Assigned task: Select the lines below containing the word "image".

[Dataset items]
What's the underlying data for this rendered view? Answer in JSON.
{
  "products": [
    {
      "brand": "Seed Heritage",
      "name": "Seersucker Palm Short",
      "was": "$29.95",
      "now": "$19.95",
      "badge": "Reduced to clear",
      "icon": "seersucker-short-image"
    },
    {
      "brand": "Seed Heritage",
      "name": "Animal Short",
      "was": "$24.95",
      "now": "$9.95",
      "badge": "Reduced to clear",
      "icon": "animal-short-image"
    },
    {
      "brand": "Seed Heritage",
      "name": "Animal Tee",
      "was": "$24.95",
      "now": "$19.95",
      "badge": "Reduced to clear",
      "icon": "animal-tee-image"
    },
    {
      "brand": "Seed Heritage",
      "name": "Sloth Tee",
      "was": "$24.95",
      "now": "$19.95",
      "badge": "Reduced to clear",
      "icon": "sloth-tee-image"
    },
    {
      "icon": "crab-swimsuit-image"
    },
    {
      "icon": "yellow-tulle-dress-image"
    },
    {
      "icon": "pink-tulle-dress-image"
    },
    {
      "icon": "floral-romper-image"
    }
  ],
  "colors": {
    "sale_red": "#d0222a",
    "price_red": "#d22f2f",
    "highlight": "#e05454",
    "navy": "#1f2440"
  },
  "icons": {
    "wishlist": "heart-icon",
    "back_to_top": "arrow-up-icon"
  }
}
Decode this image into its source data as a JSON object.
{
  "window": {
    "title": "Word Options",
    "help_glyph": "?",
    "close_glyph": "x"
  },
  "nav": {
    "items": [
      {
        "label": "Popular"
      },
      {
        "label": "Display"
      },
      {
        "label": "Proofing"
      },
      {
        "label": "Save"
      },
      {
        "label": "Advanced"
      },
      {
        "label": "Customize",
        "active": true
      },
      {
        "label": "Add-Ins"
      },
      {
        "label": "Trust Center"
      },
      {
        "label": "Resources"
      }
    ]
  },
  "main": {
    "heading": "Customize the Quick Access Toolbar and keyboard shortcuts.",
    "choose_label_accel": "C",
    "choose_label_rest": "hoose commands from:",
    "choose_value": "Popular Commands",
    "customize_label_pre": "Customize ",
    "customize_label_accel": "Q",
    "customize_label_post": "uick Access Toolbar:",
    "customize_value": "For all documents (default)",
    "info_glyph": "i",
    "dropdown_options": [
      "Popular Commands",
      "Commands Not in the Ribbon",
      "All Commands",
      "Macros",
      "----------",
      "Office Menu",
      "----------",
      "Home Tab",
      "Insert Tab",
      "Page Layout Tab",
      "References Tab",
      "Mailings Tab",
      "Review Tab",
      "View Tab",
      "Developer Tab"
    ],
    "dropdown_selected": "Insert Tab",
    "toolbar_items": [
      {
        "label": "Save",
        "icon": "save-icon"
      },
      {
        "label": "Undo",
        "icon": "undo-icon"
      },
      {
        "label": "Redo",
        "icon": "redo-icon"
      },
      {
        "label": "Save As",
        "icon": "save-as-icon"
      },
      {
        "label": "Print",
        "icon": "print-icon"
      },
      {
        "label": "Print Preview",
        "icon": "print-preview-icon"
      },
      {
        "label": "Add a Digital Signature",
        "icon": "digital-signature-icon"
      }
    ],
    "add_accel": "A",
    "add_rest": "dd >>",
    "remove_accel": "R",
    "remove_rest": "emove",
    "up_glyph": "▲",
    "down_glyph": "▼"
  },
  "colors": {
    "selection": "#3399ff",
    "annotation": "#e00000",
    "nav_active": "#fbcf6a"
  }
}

Solution to the problem:
      "icon": "seersucker-short-image"
      "icon": "animal-short-image"
      "icon": "animal-tee-image"
      "icon": "sloth-tee-image"
      "icon": "crab-swimsuit-image"
      "icon": "yellow-tulle-dress-image"
      "icon": "pink-tulle-dress-image"
      "icon": "floral-romper-image"
Decode this image into its source data as a JSON object.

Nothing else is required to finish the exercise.